Cash Transfers coupled with Behavior Change Communication sustainably reduce violence against women

Direct cash transfers coupled with behavior change communication can reduce violence against women inflicted by their partners by 26 percent, according to a landmark study in Bangladesh conducted by researchers at the International Food Policy Research Institute (IFPRI) and Cornell University. The reductions in violence were found 6-10 months after the intervention ended, providing the first evidence that such benefits can be sustained after cash transfers and related programming cease.

Ag-Incentives Consortium improves global data on agricultural policies

A group of leading international organizations joined with IFPRI and PIM in 2013 to form the Agricultural Incentives  Consortium (Ag-Incentives). The new PIM Outcome Note summarizes how the partnership evolved and how the results of this effort help policy makers, researchers, and other stakeholders.

WEBINAR: Do medium and large-scale farms generate income spillovers for rural households? The case of Tanzania

Land acquisitions by foreign and local investors has generated much speculation about the impacts on smallholder households and rural communities. In our webinar on November 6, Jordan Chamberlin (CIMMYT) will present a study that aims to determine the impact of farm structure on rural household incomes in Tanzania. REGISTER>>

Policy seminar: Past, present, and future of the commons

There is a long history of common property, which we can define as resources held and managed collectively by a group. But what is their relevance for today … and for tomorrow? An Oct. 4 IFPRI policy seminar, held to mark the first World Commons Week, provided perspectives on past, present, and future challenges and opportunities.

A bureaucratic catch-22: Study in Bangladesh shows how safety nets can overlook the poorest

An IFPRI analysis of the Bangladesh's Vulnerable Group Development (VGD) program, which provides assistance to poor women in rural areas, revealed flaws in the standards used to target recipients and recommended new criteria, which the government will begin using in 2019.

Discussion paper: What is the role of men in connecting women to cash crop markets? Evidence from Uganda

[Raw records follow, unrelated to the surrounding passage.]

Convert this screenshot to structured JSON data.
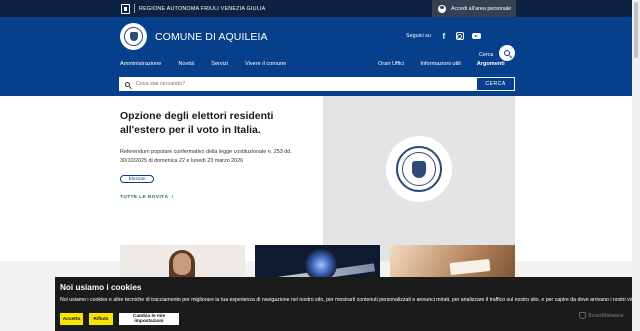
{
  "topbar": {
    "region_name": "REGIONE AUTONOMA FRIULI VENEZIA GIULIA",
    "login_label": "Accedi all'area personale"
  },
  "header": {
    "site_name": "COMUNE DI AQUILEIA",
    "follow_label": "Seguici su",
    "search_label": "Cerca",
    "social_icons": [
      "facebook-icon",
      "instagram-icon",
      "youtube-icon"
    ]
  },
  "nav": {
    "left": [
      "Amministrazione",
      "Novità",
      "Servizi",
      "Vivere il comune"
    ],
    "right": [
      "Orari Uffici",
      "Informazioni utili",
      "Argomenti"
    ]
  },
  "search": {
    "placeholder": "Cosa stai cercando?",
    "button_label": "CERCA"
  },
  "hero": {
    "title": "Opzione degli elettori residenti all'estero per il voto in Italia.",
    "description": "Referendum popolare confermativo della legge costituzionale n. 253 dd. 30/10/2025 di domenica 22 e lunedì 23 marzo 2026",
    "tag": "Elezioni",
    "all_news": "TUTTE LE NOVITÀ"
  },
  "cookie": {
    "title": "Noi usiamo i cookies",
    "text": "Noi usiamo i cookies e altre tecniche di tracciamento per migliorare la tua esperienza di navigazione nel nostro sito, per mostrarti contenuti personalizzati e annunci mirati, per analizzare il traffico sul nostro sito, e per capire da dove arrivano i nostri visitatori.",
    "accept": "Accetto",
    "reject": "Rifiuto",
    "customize": "Cambia le mie impostazioni",
    "badge": "ScanMalware"
  },
  "colors": {
    "brand_blue": "#06408c",
    "topbar_navy": "#0c2240",
    "cookie_yellow": "#f5e400",
    "link_green": "#1a6b5a"
  }
}
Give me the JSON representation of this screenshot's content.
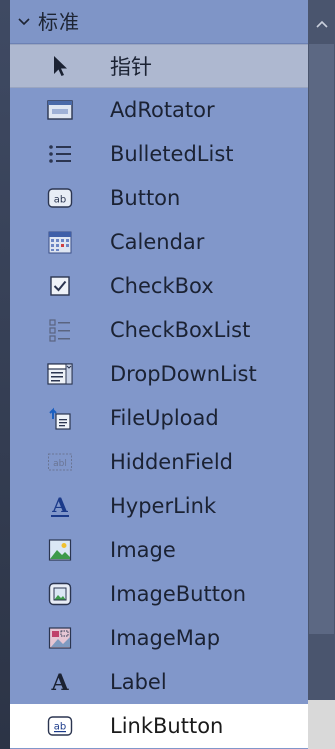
{
  "toolbox": {
    "group_title": "标准",
    "items": [
      {
        "label": "指针",
        "icon": "pointer-icon",
        "state": "selected"
      },
      {
        "label": "AdRotator",
        "icon": "adrotator-icon",
        "state": "normal"
      },
      {
        "label": "BulletedList",
        "icon": "bulleted-list-icon",
        "state": "normal"
      },
      {
        "label": "Button",
        "icon": "button-ab-icon",
        "state": "normal"
      },
      {
        "label": "Calendar",
        "icon": "calendar-icon",
        "state": "normal"
      },
      {
        "label": "CheckBox",
        "icon": "checkbox-icon",
        "state": "normal"
      },
      {
        "label": "CheckBoxList",
        "icon": "checkbox-list-icon",
        "state": "normal"
      },
      {
        "label": "DropDownList",
        "icon": "dropdown-list-icon",
        "state": "normal"
      },
      {
        "label": "FileUpload",
        "icon": "file-upload-icon",
        "state": "normal"
      },
      {
        "label": "HiddenField",
        "icon": "hidden-field-icon",
        "state": "normal"
      },
      {
        "label": "HyperLink",
        "icon": "hyperlink-icon",
        "state": "normal"
      },
      {
        "label": "Image",
        "icon": "image-icon",
        "state": "normal"
      },
      {
        "label": "ImageButton",
        "icon": "image-button-icon",
        "state": "normal"
      },
      {
        "label": "ImageMap",
        "icon": "image-map-icon",
        "state": "normal"
      },
      {
        "label": "Label",
        "icon": "label-icon",
        "state": "normal"
      },
      {
        "label": "LinkButton",
        "icon": "link-button-icon",
        "state": "highlight"
      }
    ]
  },
  "colors": {
    "panel": "#8197ca",
    "selected_row": "#aeb8d0",
    "hover_row": "#ffffff",
    "text": "#1b2233"
  }
}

Programs that seek to increase women’s participation in marketing activities related to the principal household economic activity must involve men if they are to be successful. The new IFPRI Discussion Paper analyzes take-up of a project that sought to increase women’s involvement in sugarcane marketing and sales by encouraging the registration of a sugarcane block contract in the wife’s name.